DIRECTOR: Navot Papushado
I would like to formally apologize to my wife for asking her to watch this movie. I saw that it had Karen Gillen and a bunch of people we liked and I thought it was going to be a good time. When she decided to roll over and go to bed on the couch, I didn't stop her. She wasn't missing much and I feel like I have to trade whatever credits I had building up for a rom-com with a completely forgettable title after forcing her to watch a movie like this. If there was any doubt, I didn't care for it and my wife cared for this movie even less. It's a shame, because it's not like there isn't a market for this kind of film.
The subgenre of action movie that I would consider the Shoot 'Em Up or ultraviolent film is really a thing (which includes the appropriately named Shoot-'Em-Up). I really blame John Wick. I should blame Quentin Tarantino, but I want to discuss why Tarantino is rich and smart while stuff like Gunpowder Milkshake and John Wick are maybe less-so. Now, I know that there are a ton of John Wick fans out there. If I'm right, there are four John Wick films and a TV show coming, along with a handful of videogames. I clearly am in the minority of people who found the first movie mind-numbing and can't imagine the sequels. (Although a self-flagellating part of me wants to power through these movies just so I can complain with a good deal of authority.) These are movies that thrive on the concept of being cool.
Quentin Tarantino is cool. Let me restate: A lot of Quentin Tarantino's movies are cool. Tarantino himself seems like I would be wildly uncomfortable around him. But again, I don't really know the dude. He's a celebrity and I don't have a personal connection with him. Maybe it would be a bonding experience to get to know the guy over our mutual love of obscure movies, but I digress. But Tarantino's cool is well-earned. Tarantino is a director who was a film fan first. He has this depth of knowledge regarding movies that is scary. He's seen everything. He prides himself on this. When he is making a movie, he tends to focus on cool. But he's pulling from this wealth of cinema history and homaging all of it.

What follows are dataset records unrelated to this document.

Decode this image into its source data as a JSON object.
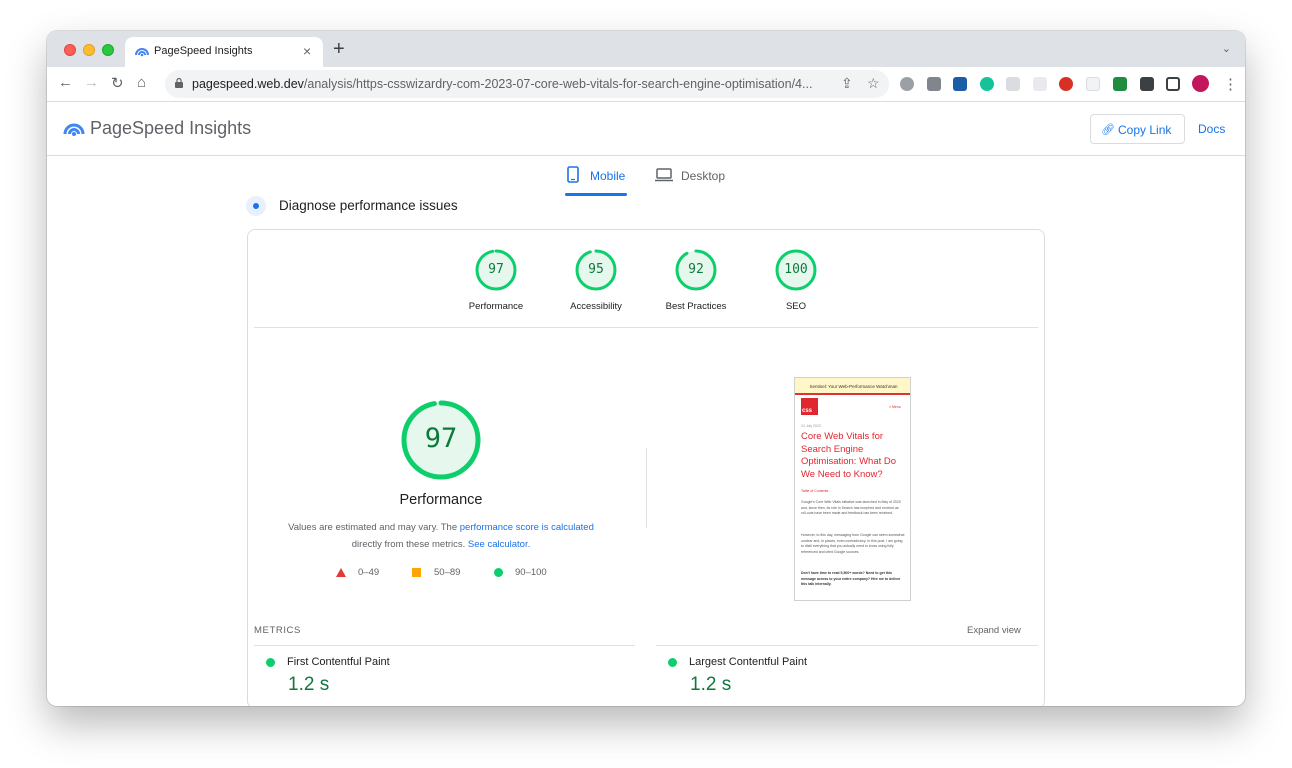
{
  "browser": {
    "tab_title": "PageSpeed Insights",
    "tab_close": "×",
    "new_tab": "+",
    "url_host": "pagespeed.web.dev",
    "url_path": "/analysis/https-csswizardry-com-2023-07-core-web-vitals-for-search-engine-optimisation/4..."
  },
  "header": {
    "title": "PageSpeed Insights",
    "copy_link": "Copy Link",
    "docs": "Docs"
  },
  "device_tabs": {
    "mobile": "Mobile",
    "desktop": "Desktop",
    "selected": "Mobile"
  },
  "section_title": "Diagnose performance issues",
  "scores": [
    {
      "label": "Performance",
      "value": 97
    },
    {
      "label": "Accessibility",
      "value": 95
    },
    {
      "label": "Best Practices",
      "value": 92
    },
    {
      "label": "SEO",
      "value": 100
    }
  ],
  "performance": {
    "score": 97,
    "title": "Performance",
    "note_prefix": "Values are estimated and may vary. The ",
    "note_link": "performance score is calculated",
    "note_middle": "directly from these metrics. ",
    "note_link2": "See calculator.",
    "legend": [
      "0–49",
      "50–89",
      "90–100"
    ]
  },
  "screenshot": {
    "banner": "Sentinel: Your Web-Performance Watchman",
    "logo": "css",
    "menu": "≡ Menu",
    "date": "24 July 2023",
    "title": "Core Web Vitals for Search Engine Optimisation: What Do We Need to Know?",
    "toc": "Table of Contents",
    "p1": "Google's Core Web Vitals initiative was launched in May of 2020 and, since then, its role in Search has morphed and evolved as roll-outs have been made and feedback has been received.",
    "p2": "However, to this day, messaging from Google can seem somewhat unclear and, in places, even contradictory. In this post, I am going to distil everything that you actually need to know using fully referenced and cited Google sources.",
    "p3": "Don't have time to read 5,500+ words? Need to get this message across to your entire company? Hire me to deliver this talk internally."
  },
  "metrics": {
    "label": "METRICS",
    "expand": "Expand view",
    "items": [
      {
        "name": "First Contentful Paint",
        "value": "1.2 s"
      },
      {
        "name": "Largest Contentful Paint",
        "value": "1.2 s"
      }
    ]
  },
  "colors": {
    "pass": "#0cce6b",
    "pass_text": "#0c7a3b",
    "average": "#ffa400",
    "fail": "#e53935",
    "link": "#1a73e8"
  }
}
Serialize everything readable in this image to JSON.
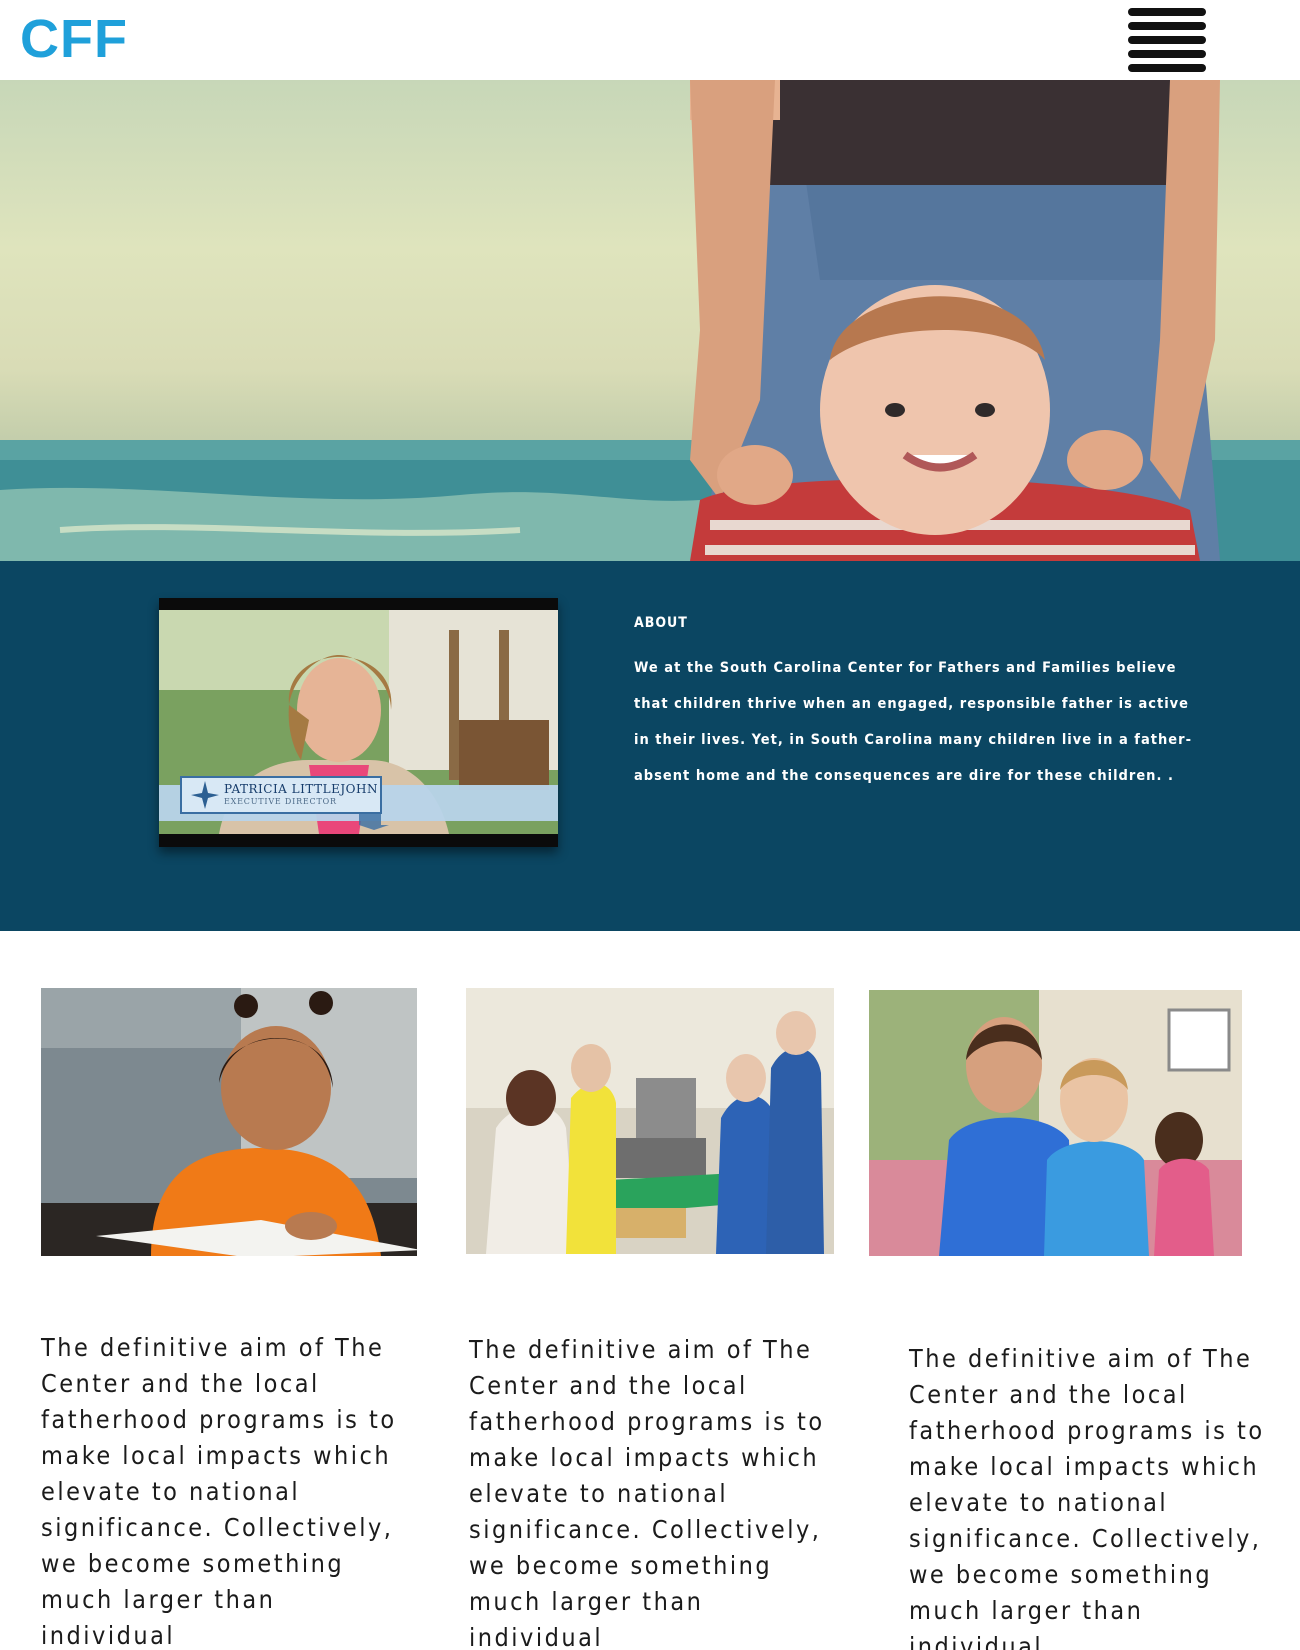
{
  "header": {
    "logo_text": "CFF",
    "brand_color": "#1fa0da",
    "menu_icon": "hamburger-list-icon"
  },
  "hero": {
    "image": "parent-holding-smiling-toddler-at-beach"
  },
  "about": {
    "heading": "ABOUT",
    "body": "We at the South Carolina Center for Fathers and Families believe that children thrive when an engaged, responsible father is active in their lives. Yet, in South Carolina many children live in a father-absent home and the consequences are dire for these children. .",
    "band_color": "#0b4662",
    "video": {
      "name": "PATRICIA LITTLEJOHN",
      "title": "EXECUTIVE DIRECTOR"
    }
  },
  "cards": [
    {
      "image": "girl-writing-at-desk",
      "text": "The definitive aim of The Center and the local fatherhood programs is to make local impacts which elevate to national significance. Collectively, we become something much larger than individual"
    },
    {
      "image": "women-cooking-in-kitchen",
      "text": "The definitive aim of The Center and the local fatherhood programs is to make local impacts which elevate to national significance. Collectively, we become something much larger than individual"
    },
    {
      "image": "two-boys-smiling-outdoors",
      "text": "The definitive aim of The Center and the local fatherhood programs is to make local impacts which elevate to national significance. Collectively, we become something much larger than individual"
    }
  ]
}
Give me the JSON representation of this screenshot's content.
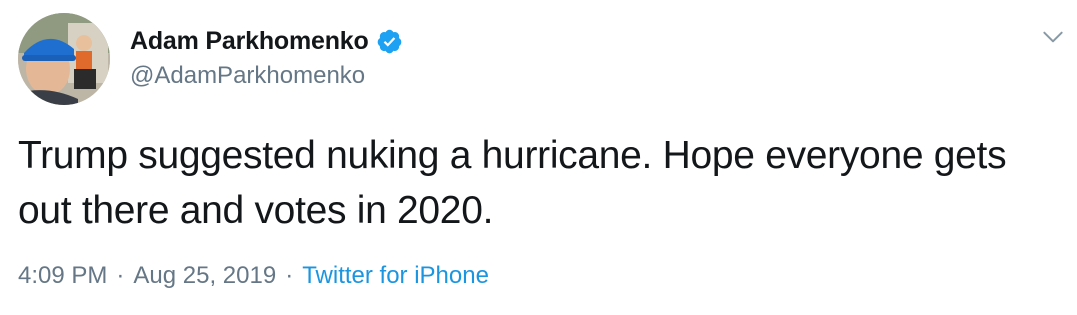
{
  "tweet": {
    "author": {
      "display_name": "Adam Parkhomenko",
      "handle": "@AdamParkhomenko",
      "verified": true,
      "avatar_icon": "profile-photo"
    },
    "text": "Trump suggested nuking a hurricane. Hope everyone gets out there and votes in 2020.",
    "meta": {
      "time": "4:09 PM",
      "separator": "·",
      "date": "Aug 25, 2019",
      "source": "Twitter for iPhone"
    },
    "menu_icon": "chevron-down-icon"
  },
  "colors": {
    "text": "#14171a",
    "secondary": "#657786",
    "link": "#1b95e0",
    "verified": "#1da1f2"
  }
}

When you watch a Tarantino movie, it's watching a fanboy go to town on his favorite stuff. He pulls from all of these moments in history and openly does so. Yes, Tarantino has talent and knows what to save and what to throw away. But at the end of the day, he's just paying tribute to the people who brought him joy. Movies like Gunpowder Milkshake are kind of doing the same thing, but instead are copying a very limited amount of people, one of whom is Quentin Tarantino. Steven Moffat once commented about seeing cosplay of Osgood stating that "She's a cosplayer. When you cosplay as her, you are cosplaying as a cosplayer." It's the second level of copying. Tarantino is being methodical in his choices of homage. But when you are paying tribute to Tarantino, something is lost because these references don't understand the point of origin.
I'm building up to the idea that Gunpowder Milkshake, like many movies in the ultraviolence subcategory, feels kind of vapid. There's something there that is under proven and under ripe. It should be a story about mothers and daughters. Sam, for all of her anger towards her mother, ultimately becomes her through her adoption of Scarlet's profession coupled with the fact that she is acting as a mentor to Emily. There's fodder there. But the movie is so focused on being cool that it gets in the way of being vulnerable. Considering that this is a movie about betrayal and disappointment in family, there really isn't any emotion being displayed. I know the actresses really can emote and deliver a performance that would move. But I place the onus on the director for being so obsessed with tone that he forgot the center of his story.
Because there are definitely fun parts in this. I love the relationships between all of the women. But this relationship really takes a backseat to the tone. These things should work in tandem, but it almost feels like a conflict instead. I mean, I chose this great photo above (because I'm great, aren't I?). But that image isn't earned. We don't have these baby steps. Instead, every moment of characterization is brought through blunt exposition, not feeling it. It's kind of lame.
So what we're left with is a narrative that is told to us and spectacle that is overwhelming. So the movie becomes wildly forgettable. I mean, I might be in the minority, just like John Wick, because there's a sequel already in development. But this just isn't my kind of movie.
Film is great. It can challenge us. It can entertain us. It can puzzle us. It can awaken us.
Mr. H has watched an upsetting amount of movies. They bring him a level of joy that few things have achieved.